Fitch says Pakistan’s external finance pressures manageable

Published: May 19, 2017


NEW YORK: Fitch Ratings, one of the three big credit rating agencies, has announced that Pakistan’s external finance pressures are still manageable – a welcome sign for the government that has been claiming all along that macroeconomic indicators have improved considerably over the past four years.

“Pakistan is unlikely to face significant external financing difficulties in the short term, barring an unexpected shock,” Fitch said and it did not see a significant deterioration in the country’s international financing conditions.

Finance minister Dar says 6% GDP growth possible

The assessment came in the backdrop of continued heavy borrowing by Pakistan government to meet expenditures and offset less-than-impressive increase in revenue collection.

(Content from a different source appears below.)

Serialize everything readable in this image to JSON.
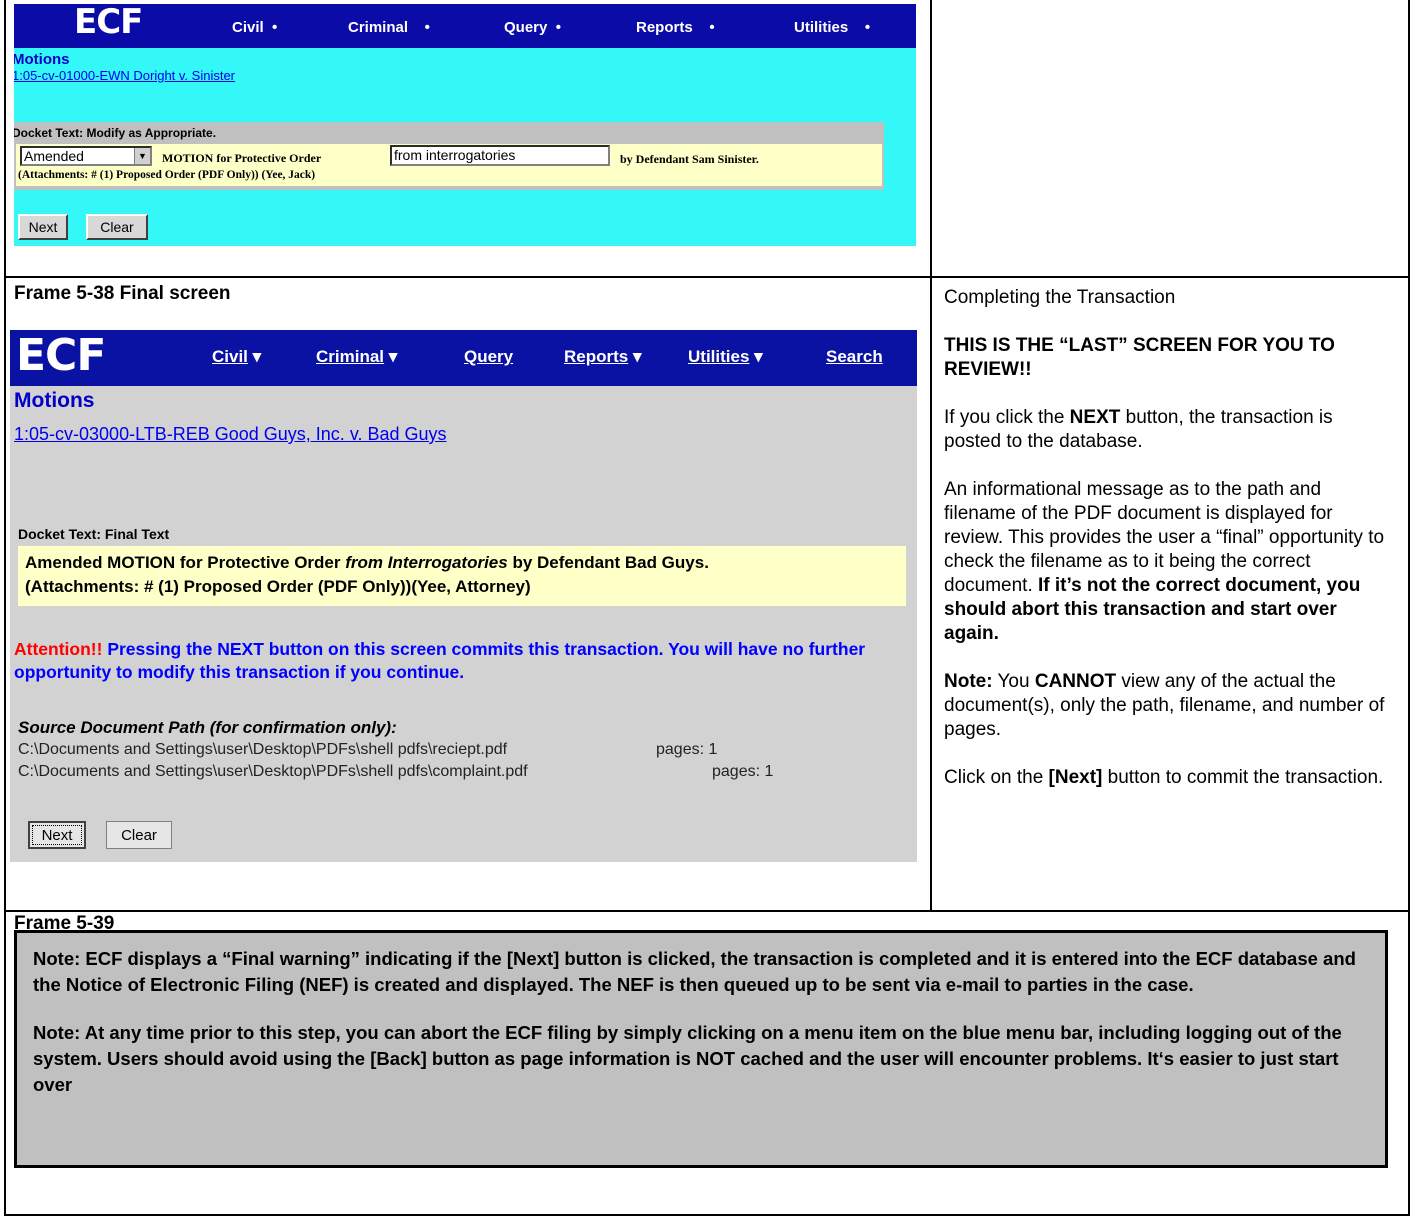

On the contrary, Moody’s Investor Services, another big rating agency, predicted earlier this month that Pakistan’s external debt would grow to $79 billion by June this year – higher than initial estimates, and the country’s very weak fiscal strength was weighing on its ability to afford the ever-growing debt burden.

In its report, Moody’s said Pakistan’s challenges included a relatively high general government debt burden, weak physical and social infrastructure, fragile external payment position and high political risks.

Against government’s annual revenue estimate of Rs3.956 trillion, the collection in the first nine months (Jul-Mar) stood at Rs2.5 trillion or 62% of the target, according to the Consolidated Fiscal Operations summary of the Ministry of Finance. On the other hand, total expenditures of the government stood at Rs2.8 trillion or 63% of the annual target.

Fitch said the recent fall in Pakistan’s foreign exchange reserves and widening of the current account deficit were also manageable. On May 12, the foreign currency reserves held by the central bank stood at $15,895.9 million, decreasing $16.6 million from the previous week.

World Bank expects Pakistan’s economy to grow 5.2%, but risks remain

The reserves have dropped persistently over the past few months.

Apart from this, Pakistan’s current account deficit widened a massive 205% in the first 10 months (July-April) of the current fiscal year, standing at $7.25 billion compared to $2.38 billion in the same period of previous year, according to data released by the State Bank of Pakistan.

(With additional input from our Karachi correspondent)

Published in The Express Tribune, May 19th, 2017.

Like Business on Facebook, follow @TribuneBiz on Twitter to stay informed and join in the conversation.

Facebook Conversations

More in Business